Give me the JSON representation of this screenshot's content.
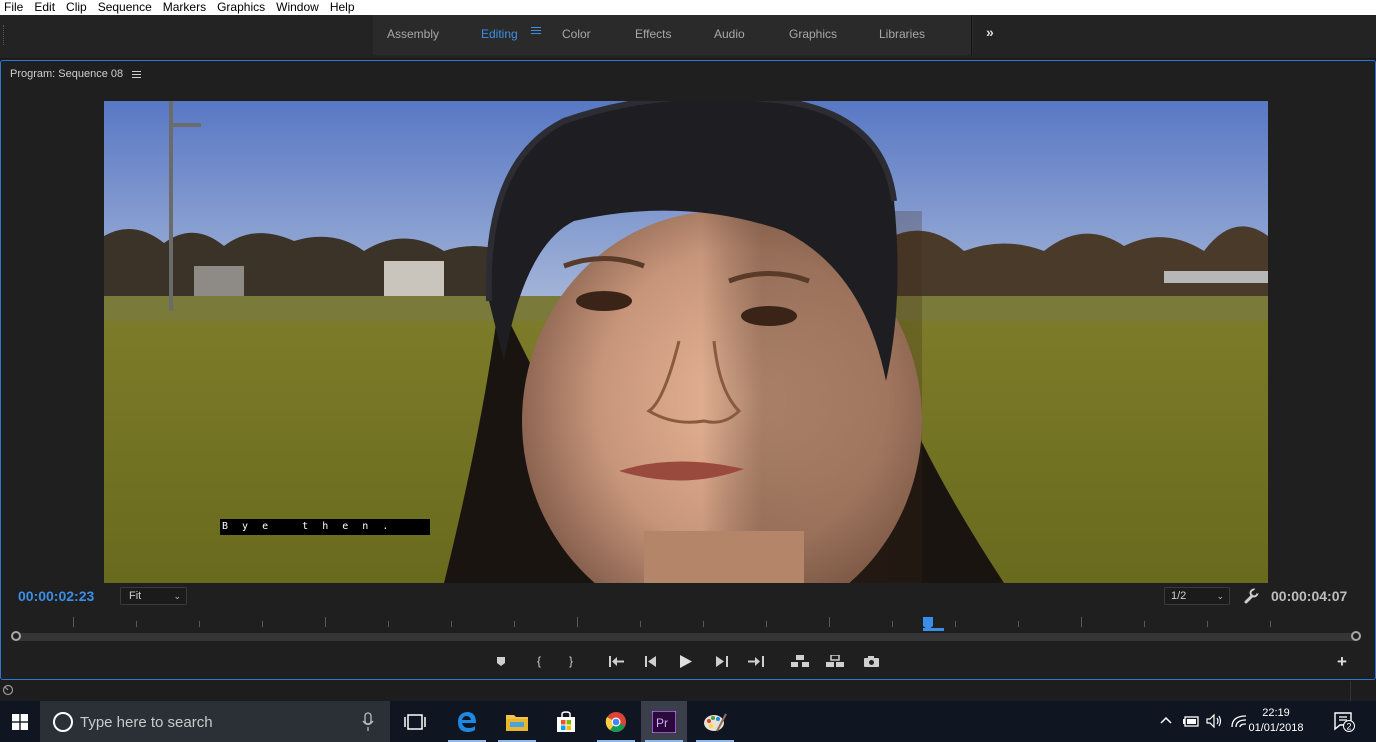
{
  "menubar": {
    "items": [
      "File",
      "Edit",
      "Clip",
      "Sequence",
      "Markers",
      "Graphics",
      "Window",
      "Help"
    ]
  },
  "workspaces": {
    "tabs": [
      "Assembly",
      "Editing",
      "Color",
      "Effects",
      "Audio",
      "Graphics",
      "Libraries"
    ],
    "active": "Editing"
  },
  "program": {
    "title": "Program: Sequence 08",
    "caption": "B y e   t h e n .",
    "timecode_current": "00:00:02:23",
    "timecode_duration": "00:00:04:07",
    "zoom": "Fit",
    "resolution": "1/2",
    "playhead_position": 0.68
  },
  "taskbar": {
    "search_placeholder": "Type here to search",
    "time": "22:19",
    "date": "01/01/2018",
    "notification_count": "2"
  },
  "colors": {
    "accent": "#3b8ee8",
    "panel_border": "#2d77d2",
    "taskbar": "#101621"
  }
}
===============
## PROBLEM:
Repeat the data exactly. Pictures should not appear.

## REPLY:
Give me the JSON representation of this screenshot's content.
{
  "menubar": {
    "items": [
      "File",
      "Edit",
      "Clip",
      "Sequence",
      "Markers",
      "Graphics",
      "Window",
      "Help"
    ]
  },
  "workspaces": {
    "tabs": [
      "Assembly",
      "Editing",
      "Color",
      "Effects",
      "Audio",
      "Graphics",
      "Libraries"
    ],
    "active": "Editing"
  },
  "program": {
    "title": "Program: Sequence 08",
    "caption": "B y e   t h e n .",
    "timecode_current": "00:00:02:23",
    "timecode_duration": "00:00:04:07",
    "zoom": "Fit",
    "resolution": "1/2",
    "playhead_position": 0.68
  },
  "taskbar": {
    "search_placeholder": "Type here to search",
    "time": "22:19",
    "date": "01/01/2018",
    "notification_count": "2"
  },
  "colors": {
    "accent": "#3b8ee8",
    "panel_border": "#2d77d2",
    "taskbar": "#101621"
  }
}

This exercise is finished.